Recent news of a release by Janie Fricke, titled Country Side of Bluegrass, intrigued me, as one of those who remember her star status as one of the premier female vocalists in country music in the early 1980’s. Getting started doing vocals for national advertising jingle (Red Lobster, United Airlines, Coca-Cola), and providing background vocals for numerous country stars (Loretta Lynn, Barbara Mandrell, Johnny Duncan, Ronnie Milsap, Mel Tillis), Janie Fricke later climbed to the top of country music as a solo artist, winning back-to-back CMA Female Vocalist of the Year awards in 1982 and 1983.
Her new CD is actually a re-release of a 2004 recording originally issued under the title The Bluegrass Sessions. It received limited promotion and marketing support, and is being re-released with a new title and packaging, and a new marketing campaign. Also different this time is touring support for the project. She is out regularly with The Roys, who open the show with their music, and then serve as Fricke’s backup band.
A rose by any other name would smell as sweet, and under either title this is an interesting bluegrass adaptation of some of Fricke’s greatest country hits (Please Help Me I’m Falling, Do Me With Love, She’s Single Again, You Don’t Know Love, It Ain’t Easy Bein’ Easy). Produced, recorded and mixed by Bil VornDick, the instrumental and vocal backup is outstanding, as you would expect with the following roster: Mark Fain (bass); David Talbot (banjo); Randy Kohrs (dobro); Bob Mater (drums); Luke Bulla, Glen Duncan, Andy Leftwich, and Jimmy Mattingly (all contributing both mandolin and fiddle); Johnny Hiland (guitar); and Margie Cates, Chip Davis, and Judy Rodman (background vocals).
Asked in an interview for Bluegrass Today what lead to her interest in bluegrass, Janie said it started many years ago through her friendship with Jim Lauderdale, who would regularly pass bluegrass CDs on to her.
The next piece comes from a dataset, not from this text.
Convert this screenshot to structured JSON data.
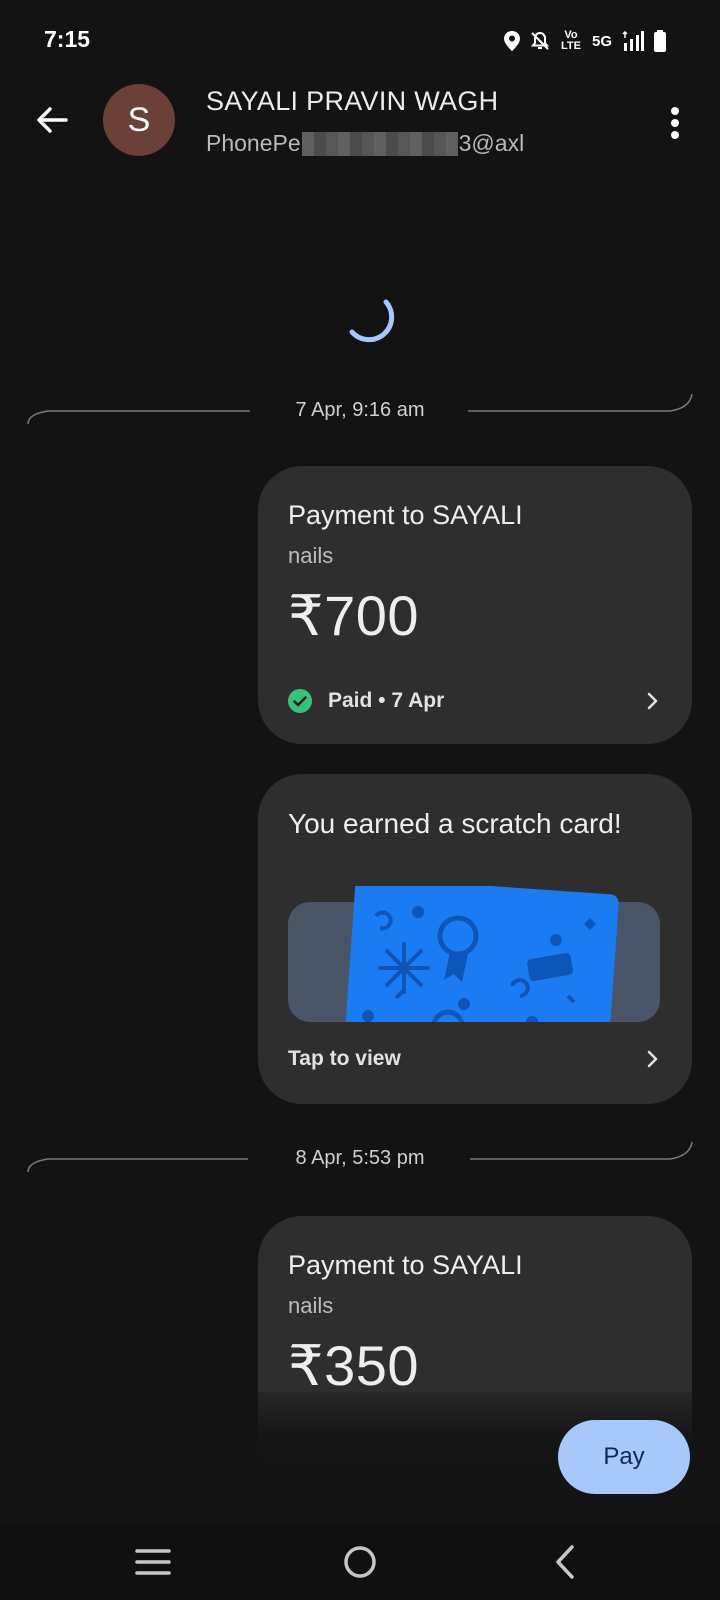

While doing bluegrass versions of her country hits was a natural bridge to the bluegrass world, she hopes to do a future bluegrass project comprised of new, and original material.
With a voice like Janie Fricke’s, which sounds just like I remember it from the albums my wife bought and wore out thirty years ago, she could sing the phonebook and sound good. However, her voice is unlike the “mountain twang” found in other recent country female vocalists on bluegrass projects, such as Patty Loveless and Dolly Parton.
If you’re a fan of Fricke’s country music, or you want to hear a great and unique voice singing with bluegrass accompaniment, check this project out. The Country Side of Bluegrass is set to release on January 24, 2012.